While Soho is London’s main gay village, there’s also a raunchy club scene in Vauxhall; in South London; various queer spots in North London, including Camden, home of the famed Black Cap (theblackcap.com); and Stoke Newington, where you’ll find several predominantly lesbian pubs. Increasingly, hip Shoreditch shenanigans pop up on the iCals of the city’s gay and straight scenesters. Try Dalston Superstore, home of über-cool gay nights such as Sissy Sports and Hot Boy Dancing Spot, achingly hip Jaguar Shoes (jaguarshoes.com) or Passing Clouds (passingclouds.org), situated in a former print works in Dalston, to get the ambiance of the east.
Women who time their visit right can coincide with the BFI’s Southbank Surfing (southbanksurfing.com) night, where, if you’re solo and let the hosts know in advance, they’ll introduce you to people. The rest of the month, Soho’s Candy Bar (candybarsoho.com) packs in the girls. For bar and club listings, check Gingerbeer (gingerbeer.co.uk).

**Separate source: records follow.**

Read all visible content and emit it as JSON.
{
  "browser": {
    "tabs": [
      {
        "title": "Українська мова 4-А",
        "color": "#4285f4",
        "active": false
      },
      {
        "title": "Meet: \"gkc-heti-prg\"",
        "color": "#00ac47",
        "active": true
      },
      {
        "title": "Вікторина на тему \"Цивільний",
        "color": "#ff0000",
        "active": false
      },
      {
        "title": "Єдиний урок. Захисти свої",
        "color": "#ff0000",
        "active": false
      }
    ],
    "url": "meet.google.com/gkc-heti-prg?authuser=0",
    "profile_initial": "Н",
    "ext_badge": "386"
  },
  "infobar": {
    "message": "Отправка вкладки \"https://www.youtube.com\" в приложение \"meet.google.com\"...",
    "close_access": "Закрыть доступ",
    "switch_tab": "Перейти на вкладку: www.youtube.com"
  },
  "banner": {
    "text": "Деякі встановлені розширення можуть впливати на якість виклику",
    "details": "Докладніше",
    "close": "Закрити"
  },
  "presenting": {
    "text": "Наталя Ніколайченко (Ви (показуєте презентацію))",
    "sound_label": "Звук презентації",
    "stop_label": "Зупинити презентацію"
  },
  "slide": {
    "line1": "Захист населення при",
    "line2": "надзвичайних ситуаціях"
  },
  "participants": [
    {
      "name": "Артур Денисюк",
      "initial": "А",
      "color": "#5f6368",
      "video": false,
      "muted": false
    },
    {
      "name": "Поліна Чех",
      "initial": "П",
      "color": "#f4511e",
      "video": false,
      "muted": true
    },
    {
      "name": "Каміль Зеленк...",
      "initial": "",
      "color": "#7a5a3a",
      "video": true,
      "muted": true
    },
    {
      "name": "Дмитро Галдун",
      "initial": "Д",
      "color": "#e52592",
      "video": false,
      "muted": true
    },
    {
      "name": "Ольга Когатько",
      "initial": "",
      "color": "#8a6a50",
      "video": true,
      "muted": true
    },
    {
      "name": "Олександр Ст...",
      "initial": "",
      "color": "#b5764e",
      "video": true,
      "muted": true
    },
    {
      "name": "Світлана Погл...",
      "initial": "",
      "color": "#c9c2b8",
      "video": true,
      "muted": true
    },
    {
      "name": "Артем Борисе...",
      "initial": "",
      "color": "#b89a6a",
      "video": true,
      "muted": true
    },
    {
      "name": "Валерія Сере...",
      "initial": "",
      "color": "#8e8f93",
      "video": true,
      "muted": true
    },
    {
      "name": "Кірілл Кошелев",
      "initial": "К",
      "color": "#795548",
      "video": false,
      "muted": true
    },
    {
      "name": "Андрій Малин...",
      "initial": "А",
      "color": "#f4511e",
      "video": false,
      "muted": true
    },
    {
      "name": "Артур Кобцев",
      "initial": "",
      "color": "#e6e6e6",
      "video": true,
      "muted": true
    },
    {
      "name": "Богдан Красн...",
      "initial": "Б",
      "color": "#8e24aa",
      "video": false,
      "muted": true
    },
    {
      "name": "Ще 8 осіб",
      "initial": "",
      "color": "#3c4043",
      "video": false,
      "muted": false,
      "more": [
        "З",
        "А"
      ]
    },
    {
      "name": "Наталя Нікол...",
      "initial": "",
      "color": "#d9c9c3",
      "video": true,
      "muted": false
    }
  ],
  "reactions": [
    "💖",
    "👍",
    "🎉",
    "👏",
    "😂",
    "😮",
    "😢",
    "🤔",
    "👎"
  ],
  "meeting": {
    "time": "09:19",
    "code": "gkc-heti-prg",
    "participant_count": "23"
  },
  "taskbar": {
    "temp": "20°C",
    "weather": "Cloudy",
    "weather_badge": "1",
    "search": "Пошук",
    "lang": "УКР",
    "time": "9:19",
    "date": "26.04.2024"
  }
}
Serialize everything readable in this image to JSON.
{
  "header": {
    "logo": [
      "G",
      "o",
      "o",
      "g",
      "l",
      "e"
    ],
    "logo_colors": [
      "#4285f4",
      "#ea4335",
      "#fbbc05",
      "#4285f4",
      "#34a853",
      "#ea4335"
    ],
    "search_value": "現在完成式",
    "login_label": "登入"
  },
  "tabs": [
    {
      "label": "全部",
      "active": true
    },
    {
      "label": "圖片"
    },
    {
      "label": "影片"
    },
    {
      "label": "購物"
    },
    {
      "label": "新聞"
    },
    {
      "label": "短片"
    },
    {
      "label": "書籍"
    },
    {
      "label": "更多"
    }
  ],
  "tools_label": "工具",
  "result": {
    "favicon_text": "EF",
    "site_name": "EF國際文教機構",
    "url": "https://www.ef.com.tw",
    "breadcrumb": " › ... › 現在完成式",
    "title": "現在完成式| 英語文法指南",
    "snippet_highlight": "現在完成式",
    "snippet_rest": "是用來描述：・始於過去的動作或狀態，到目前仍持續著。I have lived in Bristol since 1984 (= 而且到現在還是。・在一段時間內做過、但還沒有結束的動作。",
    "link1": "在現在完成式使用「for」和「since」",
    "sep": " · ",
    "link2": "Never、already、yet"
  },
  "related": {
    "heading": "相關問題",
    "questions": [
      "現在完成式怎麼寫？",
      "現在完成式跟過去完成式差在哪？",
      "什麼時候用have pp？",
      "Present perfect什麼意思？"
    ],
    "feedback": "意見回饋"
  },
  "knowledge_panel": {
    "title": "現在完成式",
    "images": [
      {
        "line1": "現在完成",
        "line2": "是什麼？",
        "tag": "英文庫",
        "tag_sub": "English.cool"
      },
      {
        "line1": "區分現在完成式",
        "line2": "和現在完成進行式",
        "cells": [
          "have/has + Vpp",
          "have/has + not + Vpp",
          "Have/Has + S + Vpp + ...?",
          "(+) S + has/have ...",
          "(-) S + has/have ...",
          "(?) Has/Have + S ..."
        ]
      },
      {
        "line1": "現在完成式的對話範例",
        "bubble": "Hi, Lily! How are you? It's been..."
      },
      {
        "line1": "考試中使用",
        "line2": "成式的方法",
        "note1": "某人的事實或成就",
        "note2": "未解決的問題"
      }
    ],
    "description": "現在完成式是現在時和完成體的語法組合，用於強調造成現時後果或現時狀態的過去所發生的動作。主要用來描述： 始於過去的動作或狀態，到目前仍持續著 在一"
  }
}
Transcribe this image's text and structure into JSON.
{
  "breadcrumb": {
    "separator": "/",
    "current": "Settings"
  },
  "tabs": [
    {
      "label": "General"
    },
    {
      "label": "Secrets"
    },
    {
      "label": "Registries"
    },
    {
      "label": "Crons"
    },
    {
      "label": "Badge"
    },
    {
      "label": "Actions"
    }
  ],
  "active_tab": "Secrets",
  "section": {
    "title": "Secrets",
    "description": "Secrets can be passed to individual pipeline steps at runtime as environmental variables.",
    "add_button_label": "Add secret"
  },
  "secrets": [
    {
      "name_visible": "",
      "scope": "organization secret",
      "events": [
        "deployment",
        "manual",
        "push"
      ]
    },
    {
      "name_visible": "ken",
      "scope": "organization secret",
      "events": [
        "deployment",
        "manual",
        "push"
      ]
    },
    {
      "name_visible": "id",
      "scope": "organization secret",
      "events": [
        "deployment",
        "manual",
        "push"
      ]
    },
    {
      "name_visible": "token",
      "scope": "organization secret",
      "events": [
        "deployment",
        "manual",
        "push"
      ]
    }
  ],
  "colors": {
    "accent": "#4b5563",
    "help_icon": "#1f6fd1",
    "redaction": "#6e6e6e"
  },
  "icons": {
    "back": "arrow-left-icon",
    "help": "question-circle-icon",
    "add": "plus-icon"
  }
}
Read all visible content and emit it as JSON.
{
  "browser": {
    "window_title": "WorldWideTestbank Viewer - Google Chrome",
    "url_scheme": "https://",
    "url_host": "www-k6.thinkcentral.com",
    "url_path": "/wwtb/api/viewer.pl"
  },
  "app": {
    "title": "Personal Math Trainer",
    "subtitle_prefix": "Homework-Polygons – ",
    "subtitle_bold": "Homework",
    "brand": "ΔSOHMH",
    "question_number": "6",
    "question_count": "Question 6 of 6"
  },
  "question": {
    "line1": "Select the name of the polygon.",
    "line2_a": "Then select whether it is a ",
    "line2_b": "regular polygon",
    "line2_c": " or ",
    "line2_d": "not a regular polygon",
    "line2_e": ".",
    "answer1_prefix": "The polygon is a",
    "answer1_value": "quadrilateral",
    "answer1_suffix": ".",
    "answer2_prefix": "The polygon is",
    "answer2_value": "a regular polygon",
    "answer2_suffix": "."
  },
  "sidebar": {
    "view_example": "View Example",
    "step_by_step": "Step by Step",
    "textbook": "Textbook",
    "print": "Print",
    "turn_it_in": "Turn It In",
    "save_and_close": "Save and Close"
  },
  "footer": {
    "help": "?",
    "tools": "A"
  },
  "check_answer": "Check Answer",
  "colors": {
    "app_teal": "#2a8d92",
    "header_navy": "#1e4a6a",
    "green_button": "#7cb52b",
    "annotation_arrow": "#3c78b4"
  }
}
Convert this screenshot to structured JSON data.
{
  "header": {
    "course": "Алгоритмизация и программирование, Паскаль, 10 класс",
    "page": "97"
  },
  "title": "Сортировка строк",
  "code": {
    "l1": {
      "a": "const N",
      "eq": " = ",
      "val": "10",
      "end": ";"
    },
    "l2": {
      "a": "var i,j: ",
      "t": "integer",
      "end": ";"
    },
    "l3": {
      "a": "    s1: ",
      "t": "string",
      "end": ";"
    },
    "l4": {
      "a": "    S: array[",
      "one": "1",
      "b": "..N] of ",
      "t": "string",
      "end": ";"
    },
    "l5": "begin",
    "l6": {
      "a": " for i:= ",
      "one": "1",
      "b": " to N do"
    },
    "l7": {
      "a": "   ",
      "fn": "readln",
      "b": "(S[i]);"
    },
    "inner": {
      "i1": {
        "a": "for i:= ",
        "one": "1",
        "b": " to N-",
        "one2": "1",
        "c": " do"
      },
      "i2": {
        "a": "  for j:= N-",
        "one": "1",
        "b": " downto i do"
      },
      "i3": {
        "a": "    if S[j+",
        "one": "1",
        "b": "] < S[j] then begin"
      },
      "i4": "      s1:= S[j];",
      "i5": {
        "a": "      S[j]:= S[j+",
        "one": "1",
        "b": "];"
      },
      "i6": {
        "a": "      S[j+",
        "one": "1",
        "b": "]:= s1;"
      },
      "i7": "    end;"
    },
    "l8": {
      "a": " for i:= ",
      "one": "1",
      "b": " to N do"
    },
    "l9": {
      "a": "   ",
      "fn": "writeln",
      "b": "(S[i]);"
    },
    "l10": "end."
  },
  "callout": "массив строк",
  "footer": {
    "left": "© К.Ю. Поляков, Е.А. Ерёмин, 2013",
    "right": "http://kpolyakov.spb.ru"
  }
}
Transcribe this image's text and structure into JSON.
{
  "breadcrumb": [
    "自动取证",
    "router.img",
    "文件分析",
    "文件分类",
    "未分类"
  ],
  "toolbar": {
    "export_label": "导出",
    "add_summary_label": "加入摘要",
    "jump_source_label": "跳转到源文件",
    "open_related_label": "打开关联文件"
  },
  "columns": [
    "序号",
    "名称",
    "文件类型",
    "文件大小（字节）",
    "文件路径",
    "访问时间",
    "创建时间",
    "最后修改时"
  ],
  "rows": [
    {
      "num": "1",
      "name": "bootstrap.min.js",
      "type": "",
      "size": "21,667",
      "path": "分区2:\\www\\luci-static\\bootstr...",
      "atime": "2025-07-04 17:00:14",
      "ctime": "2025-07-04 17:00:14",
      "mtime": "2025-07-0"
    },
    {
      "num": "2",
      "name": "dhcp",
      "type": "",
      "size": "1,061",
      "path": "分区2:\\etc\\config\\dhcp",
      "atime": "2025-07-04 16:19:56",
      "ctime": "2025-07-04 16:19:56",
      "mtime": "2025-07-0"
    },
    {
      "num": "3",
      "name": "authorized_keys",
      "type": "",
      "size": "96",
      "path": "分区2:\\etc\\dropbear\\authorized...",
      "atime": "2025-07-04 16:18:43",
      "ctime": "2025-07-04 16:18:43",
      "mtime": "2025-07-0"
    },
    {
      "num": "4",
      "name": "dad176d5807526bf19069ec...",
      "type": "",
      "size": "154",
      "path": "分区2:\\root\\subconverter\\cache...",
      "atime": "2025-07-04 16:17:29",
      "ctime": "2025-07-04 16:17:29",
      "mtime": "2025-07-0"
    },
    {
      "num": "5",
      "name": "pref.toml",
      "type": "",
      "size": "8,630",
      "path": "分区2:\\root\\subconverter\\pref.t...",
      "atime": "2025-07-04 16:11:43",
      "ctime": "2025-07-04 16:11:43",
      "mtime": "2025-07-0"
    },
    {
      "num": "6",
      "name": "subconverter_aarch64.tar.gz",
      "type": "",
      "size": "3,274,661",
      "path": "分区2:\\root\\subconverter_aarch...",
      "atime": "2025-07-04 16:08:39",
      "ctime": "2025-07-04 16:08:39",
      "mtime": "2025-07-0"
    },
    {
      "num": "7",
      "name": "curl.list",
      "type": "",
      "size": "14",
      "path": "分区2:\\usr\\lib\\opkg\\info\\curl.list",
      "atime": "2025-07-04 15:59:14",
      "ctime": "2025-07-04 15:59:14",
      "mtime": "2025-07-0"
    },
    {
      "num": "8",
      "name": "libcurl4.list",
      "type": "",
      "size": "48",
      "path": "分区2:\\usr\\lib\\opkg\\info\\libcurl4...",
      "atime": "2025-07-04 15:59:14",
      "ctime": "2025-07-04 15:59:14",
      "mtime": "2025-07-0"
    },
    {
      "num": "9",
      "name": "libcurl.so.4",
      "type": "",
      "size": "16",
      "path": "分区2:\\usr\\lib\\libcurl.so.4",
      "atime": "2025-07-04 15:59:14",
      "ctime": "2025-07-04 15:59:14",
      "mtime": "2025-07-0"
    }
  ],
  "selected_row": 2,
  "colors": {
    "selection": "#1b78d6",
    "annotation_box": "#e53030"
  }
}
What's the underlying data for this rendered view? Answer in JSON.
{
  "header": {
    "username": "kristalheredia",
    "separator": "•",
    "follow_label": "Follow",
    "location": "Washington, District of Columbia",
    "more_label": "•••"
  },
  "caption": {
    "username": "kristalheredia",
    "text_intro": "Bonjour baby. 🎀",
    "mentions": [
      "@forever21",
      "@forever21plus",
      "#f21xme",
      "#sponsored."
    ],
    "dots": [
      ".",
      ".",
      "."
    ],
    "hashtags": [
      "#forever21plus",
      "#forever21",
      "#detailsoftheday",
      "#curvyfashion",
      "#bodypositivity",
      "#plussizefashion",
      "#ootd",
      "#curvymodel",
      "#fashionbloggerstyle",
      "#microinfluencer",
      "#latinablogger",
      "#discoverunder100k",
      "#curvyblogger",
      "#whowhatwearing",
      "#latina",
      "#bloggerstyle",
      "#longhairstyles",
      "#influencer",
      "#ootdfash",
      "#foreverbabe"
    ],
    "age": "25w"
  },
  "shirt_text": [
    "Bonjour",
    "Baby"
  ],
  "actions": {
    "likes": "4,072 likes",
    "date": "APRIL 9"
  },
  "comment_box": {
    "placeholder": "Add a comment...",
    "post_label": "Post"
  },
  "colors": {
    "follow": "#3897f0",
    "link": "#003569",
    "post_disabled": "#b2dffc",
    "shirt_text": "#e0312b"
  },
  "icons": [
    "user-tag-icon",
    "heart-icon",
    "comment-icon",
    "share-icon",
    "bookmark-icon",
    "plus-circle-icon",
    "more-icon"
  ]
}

(David Lliff. License: CC-BY-SA 3.0)
The flamboyant Haymarket Hotel (firmdalehotels.com) pairs design and spacious rooms in a fantastic West End theatres–adjacent location. The Langham (langhamhotels.com) is a grand old meringue of a hotel where Oscar Wilde attended literary salons, 20 minutes’ walk from Soho. The Cadogan (cadogan.com) offers Green Carnation packages, in homage to the carnation-wearing Wilde, arrested in room 118 in 1895. Budget stays can be had from $60 at easyHotel’s six no-frills locations (easyhotel.co.uk) in Victoria, South Kensington, Earls Court, Paddington, Barbican and Heathrow. Another wallet-friendly option, Outlet (outlet4holidays.com), lists gay-owned/gay-friendly apartments and rooms, and, for those who really love London, long-term lets.